(Records excerpted from a collection)
--
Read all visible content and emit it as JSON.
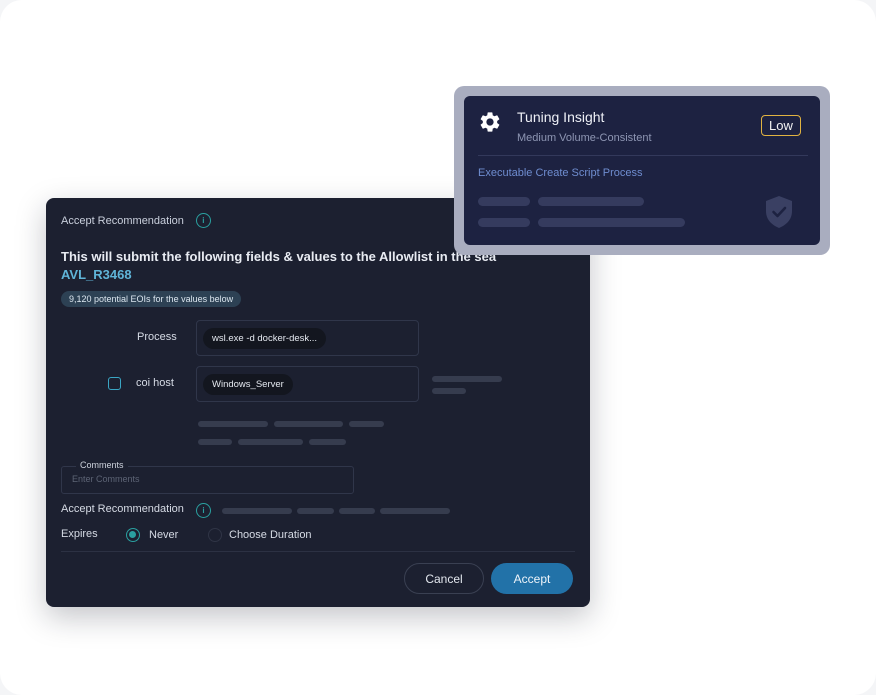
{
  "dialog": {
    "header_label": "Accept Recommendation",
    "info_glyph": "i",
    "title": "This will submit the following fields & values to the Allowlist in the sea",
    "subtitle": "AVL_R3468",
    "eoi_pill": "9,120 potential EOIs for the values below",
    "fields": [
      {
        "label": "Process",
        "value": "wsl.exe -d docker-desk..."
      },
      {
        "label": "coi host",
        "value": "Windows_Server"
      }
    ],
    "comments": {
      "legend": "Comments",
      "placeholder": "Enter Comments"
    },
    "accept_label": "Accept Recommendation",
    "expires": {
      "label": "Expires",
      "options": [
        {
          "label": "Never",
          "selected": true
        },
        {
          "label": "Choose Duration",
          "selected": false
        }
      ]
    },
    "buttons": {
      "cancel": "Cancel",
      "accept": "Accept"
    }
  },
  "insight": {
    "icon": "gear-icon",
    "title": "Tuning Insight",
    "subtitle": "Medium Volume-Consistent",
    "badge": "Low",
    "link": "Executable Create Script Process",
    "status_icon": "shield-check-icon"
  },
  "colors": {
    "dialog_bg": "#1c2030",
    "insight_bg": "#1d2241",
    "accent_teal": "#2aa0a0",
    "accent_blue": "#2272a8",
    "subtitle_blue": "#5fb4d8",
    "badge_gold": "#e1b341"
  }
}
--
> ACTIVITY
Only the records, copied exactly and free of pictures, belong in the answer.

> OUTPUT BELOW
Read all visible content and emit it as JSON.
{
  "dialog": {
    "header_label": "Accept Recommendation",
    "info_glyph": "i",
    "title": "This will submit the following fields & values to the Allowlist in the sea",
    "subtitle": "AVL_R3468",
    "eoi_pill": "9,120 potential EOIs for the values below",
    "fields": [
      {
        "label": "Process",
        "value": "wsl.exe -d docker-desk..."
      },
      {
        "label": "coi host",
        "value": "Windows_Server"
      }
    ],
    "comments": {
      "legend": "Comments",
      "placeholder": "Enter Comments"
    },
    "accept_label": "Accept Recommendation",
    "expires": {
      "label": "Expires",
      "options": [
        {
          "label": "Never",
          "selected": true
        },
        {
          "label": "Choose Duration",
          "selected": false
        }
      ]
    },
    "buttons": {
      "cancel": "Cancel",
      "accept": "Accept"
    }
  },
  "insight": {
    "icon": "gear-icon",
    "title": "Tuning Insight",
    "subtitle": "Medium Volume-Consistent",
    "badge": "Low",
    "link": "Executable Create Script Process",
    "status_icon": "shield-check-icon"
  },
  "colors": {
    "dialog_bg": "#1c2030",
    "insight_bg": "#1d2241",
    "accent_teal": "#2aa0a0",
    "accent_blue": "#2272a8",
    "subtitle_blue": "#5fb4d8",
    "badge_gold": "#e1b341"
  }
}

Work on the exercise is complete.